Unfortunately, the Supreme Court denied our same-day audio request, which included a petition from 1,000 Americans from all 50 states, in Lee v. Tam, a case that looked at whether a person or entity is allowed to trademark a phrases that some people may find disparaging – or, more specifically, whether an all-Asian band called The Slants can get a trademark.
The case was one of the liveliest of the term, with a whole host of interesting thoughts and anecdotes coming from both the attorneys and the justices, a selection of which is presented below.
To listen to oral arguments in this case, go here; to read the full transcript, go here. Highlights of the argument are below, with the number in parentheses corresponding to the page number in the transcript:
Deputy Solicitor General Malcolm Stewart: “…Coke stinks…” (11)

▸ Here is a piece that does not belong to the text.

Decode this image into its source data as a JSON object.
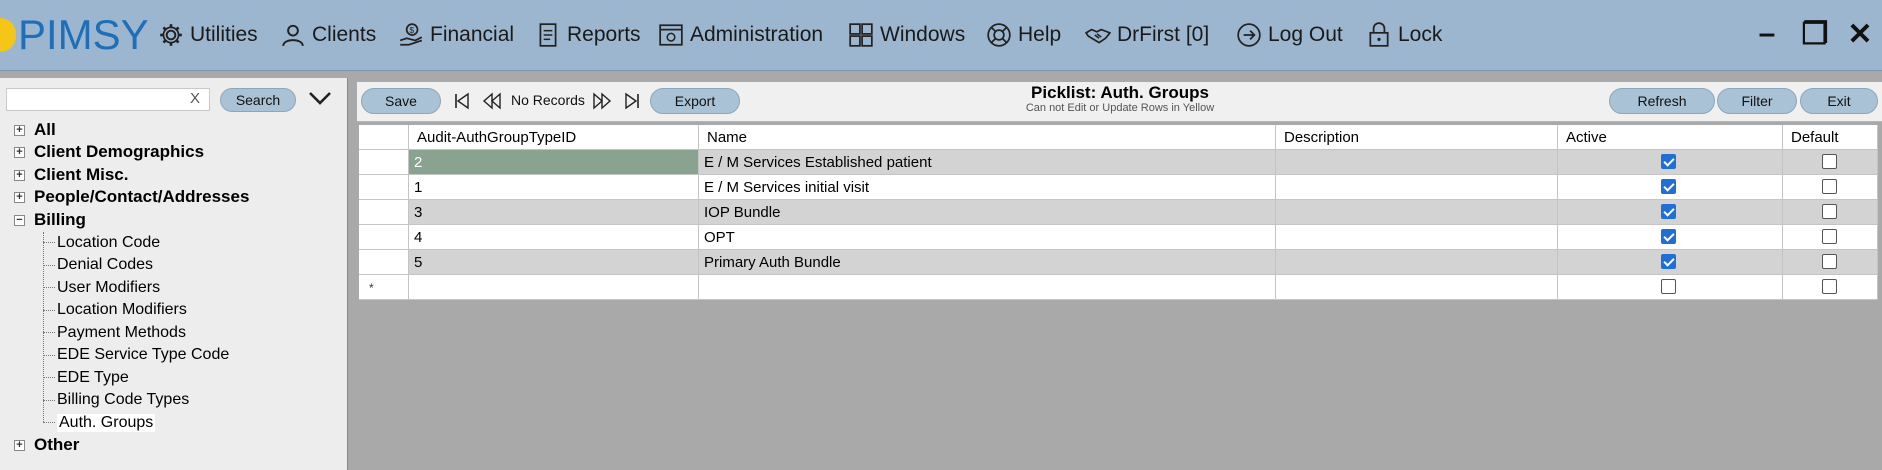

Justice Kennedy: “So the government is the omnipresent schoolteacher? I mean, is that what you’re saying?” (15)
John Connell, The Slants’ attorney: “If our client had sought to register the mark of his band as ‘The Proud Asians,’ we would not be here today. But he did not do that. Instead he sought to register ‘The Slants.’” (27)
Chief Justice Roberts: “Let’s say you had a government program [that] only want[s] pro-Shakespeare presentations. […] And if you disparage Shakespeare, you can’t participate. Is there anything wrong with that?” (31)
Breyer: “Do you believe that the [government] can stop trademarks from saying […] ‘Joe Jones is a jerk’ [or] ‘Smith’s beer is poison’?” (34)
Justice Ginsburg: “…George Carlin’s seven dirty words…” (35)
Justice Sotomayor: “So if someone slanders or libels an individual by saying Trump, before he was a public figure, ‘Trump is a thief’ and that becomes their trademark, that even if they go to court and prove that that’s a libel or a slander, that trademark would still exist?” (37)
Justice Alito: Could the government say that a manufacturer of cigarettes could not place on a package of cigarettes ‘Great for your health. Don’t believe the surgeon general’?” (44)